Thingiverse is an online community and sharing space hosted by the 3D printing company Makerbot. It’s a place to share electronic blueprints of pretty much anything that can be printed with a 3D printer, from toy figurines to birdhouses. And all the designs are open source and free, which is how Wilde was able to customize a working prosthetic for his 9-year-old family friend, Matthew.

Many of the thousands of designs on Thingiverse are just for fun, and some are just a bit impractical. Others, though, are incredibly innovative, and incredibly useful, designs that could change the way so many of us live. Here’s five awesome and useful designs found on Thingiverse:

1.       3D printable bottle and screw cap – It’s exactly what it sounds like. While it may be the simplest design on this list, it may be the most practical too.

2.       Crossfire 2 – Crossfire 2 is a design for a DIY drone. You can 3D print all of the necessary frame pieces and necessary attachments for free. Of course you’ll have to supply a motor and camera. A nice alternative to most drones that cost at least four figures.

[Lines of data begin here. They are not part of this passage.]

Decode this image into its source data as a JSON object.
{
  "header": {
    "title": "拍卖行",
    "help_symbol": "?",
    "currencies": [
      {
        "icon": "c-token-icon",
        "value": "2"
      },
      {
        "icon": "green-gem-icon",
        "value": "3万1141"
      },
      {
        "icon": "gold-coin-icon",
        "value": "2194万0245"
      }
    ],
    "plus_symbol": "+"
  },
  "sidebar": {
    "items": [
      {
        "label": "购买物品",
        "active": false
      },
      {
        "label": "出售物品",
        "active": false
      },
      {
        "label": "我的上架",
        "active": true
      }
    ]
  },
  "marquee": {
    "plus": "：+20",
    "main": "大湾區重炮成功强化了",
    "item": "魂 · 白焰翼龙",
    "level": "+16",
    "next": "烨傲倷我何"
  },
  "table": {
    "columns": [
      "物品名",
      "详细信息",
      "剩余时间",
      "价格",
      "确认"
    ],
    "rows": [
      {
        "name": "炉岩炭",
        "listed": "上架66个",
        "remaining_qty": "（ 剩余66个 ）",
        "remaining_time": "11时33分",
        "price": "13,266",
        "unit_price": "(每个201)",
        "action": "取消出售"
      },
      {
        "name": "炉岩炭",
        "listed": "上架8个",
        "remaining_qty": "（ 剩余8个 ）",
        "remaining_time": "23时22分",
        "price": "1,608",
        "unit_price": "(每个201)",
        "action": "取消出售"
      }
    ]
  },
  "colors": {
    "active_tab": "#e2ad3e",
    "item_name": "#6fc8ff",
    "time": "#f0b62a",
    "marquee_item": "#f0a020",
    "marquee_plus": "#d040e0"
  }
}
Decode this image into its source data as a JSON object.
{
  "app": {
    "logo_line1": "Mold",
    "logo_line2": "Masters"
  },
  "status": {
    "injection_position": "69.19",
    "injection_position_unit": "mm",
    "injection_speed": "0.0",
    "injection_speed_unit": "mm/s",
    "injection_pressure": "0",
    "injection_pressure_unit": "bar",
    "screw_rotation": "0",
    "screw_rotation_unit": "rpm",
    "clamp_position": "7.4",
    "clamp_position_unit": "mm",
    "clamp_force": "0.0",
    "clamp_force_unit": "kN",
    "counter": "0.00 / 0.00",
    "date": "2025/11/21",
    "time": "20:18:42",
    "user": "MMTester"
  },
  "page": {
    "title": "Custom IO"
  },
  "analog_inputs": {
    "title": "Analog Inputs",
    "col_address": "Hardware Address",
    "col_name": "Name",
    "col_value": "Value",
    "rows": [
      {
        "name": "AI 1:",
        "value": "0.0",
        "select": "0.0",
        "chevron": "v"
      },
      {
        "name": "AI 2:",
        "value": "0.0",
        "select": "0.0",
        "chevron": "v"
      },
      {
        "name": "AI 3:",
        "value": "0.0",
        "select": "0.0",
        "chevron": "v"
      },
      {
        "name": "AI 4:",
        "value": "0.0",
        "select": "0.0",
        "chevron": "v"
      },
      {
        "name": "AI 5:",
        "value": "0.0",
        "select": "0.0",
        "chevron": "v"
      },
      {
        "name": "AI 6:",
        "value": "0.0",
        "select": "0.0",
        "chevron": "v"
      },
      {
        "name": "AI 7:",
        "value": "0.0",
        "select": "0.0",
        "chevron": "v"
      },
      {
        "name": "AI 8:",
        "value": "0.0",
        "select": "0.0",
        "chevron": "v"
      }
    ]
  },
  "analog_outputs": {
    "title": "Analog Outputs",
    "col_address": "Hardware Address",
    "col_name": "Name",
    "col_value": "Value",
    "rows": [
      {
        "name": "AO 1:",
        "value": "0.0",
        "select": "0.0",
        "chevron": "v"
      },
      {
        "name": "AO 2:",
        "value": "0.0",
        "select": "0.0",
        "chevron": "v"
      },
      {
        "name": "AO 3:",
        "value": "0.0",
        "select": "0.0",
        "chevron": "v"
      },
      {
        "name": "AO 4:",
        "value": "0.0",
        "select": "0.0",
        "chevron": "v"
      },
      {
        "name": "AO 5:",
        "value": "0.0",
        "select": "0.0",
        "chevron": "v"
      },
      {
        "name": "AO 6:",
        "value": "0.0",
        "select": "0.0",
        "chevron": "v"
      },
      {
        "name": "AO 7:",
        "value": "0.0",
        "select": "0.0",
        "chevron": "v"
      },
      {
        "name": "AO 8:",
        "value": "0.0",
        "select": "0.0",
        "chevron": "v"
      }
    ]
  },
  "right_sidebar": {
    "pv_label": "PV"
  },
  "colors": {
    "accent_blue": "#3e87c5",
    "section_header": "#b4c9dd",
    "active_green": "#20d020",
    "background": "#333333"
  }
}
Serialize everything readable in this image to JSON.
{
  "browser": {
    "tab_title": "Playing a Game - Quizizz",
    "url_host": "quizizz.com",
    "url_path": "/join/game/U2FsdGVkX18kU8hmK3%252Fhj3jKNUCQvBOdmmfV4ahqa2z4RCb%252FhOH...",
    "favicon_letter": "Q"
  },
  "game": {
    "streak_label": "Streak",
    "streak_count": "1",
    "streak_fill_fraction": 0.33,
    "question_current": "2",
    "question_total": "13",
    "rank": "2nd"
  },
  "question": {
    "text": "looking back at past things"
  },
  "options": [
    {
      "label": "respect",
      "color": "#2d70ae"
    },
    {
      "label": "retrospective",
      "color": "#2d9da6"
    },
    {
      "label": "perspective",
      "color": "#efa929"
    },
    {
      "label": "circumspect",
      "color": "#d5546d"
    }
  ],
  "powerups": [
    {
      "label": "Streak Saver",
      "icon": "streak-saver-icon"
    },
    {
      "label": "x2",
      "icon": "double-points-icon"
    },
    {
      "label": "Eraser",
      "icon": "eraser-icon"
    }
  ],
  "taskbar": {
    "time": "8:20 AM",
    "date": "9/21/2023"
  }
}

3.       Left hand robot InMoov – InMoov is an animatronic, controllable robot hand. It’s a great combination of 3D printing tech and robotic tech. While maybe not practical in its current form, projects like InMoov are the first generation of fully functional DIY animatronics. Promising for filmmakers, robot-makers and creepy animatronics enthusiasts everywhere. InMoov has a whole catalog of animatronics and animatronics accessories.

4.       Bird Feeder – A bird feeder: how simple, right? But who doesn’t want a mini-ecosystem thriving in their backyard? This bird feeder may be one of the great 3D printing projects that can actually compel you to get outside and away from your computer. It’s also one of the only 3D printing projects that might get your grandfather interested in computers.

5.       Buckle – You know those plastic buckles on your backpack or suitcase you’re always breaking? Well, with a 3D printer and these blueprints from Proto3000 you can print yourself a brand new one, or a few, or as many as you want.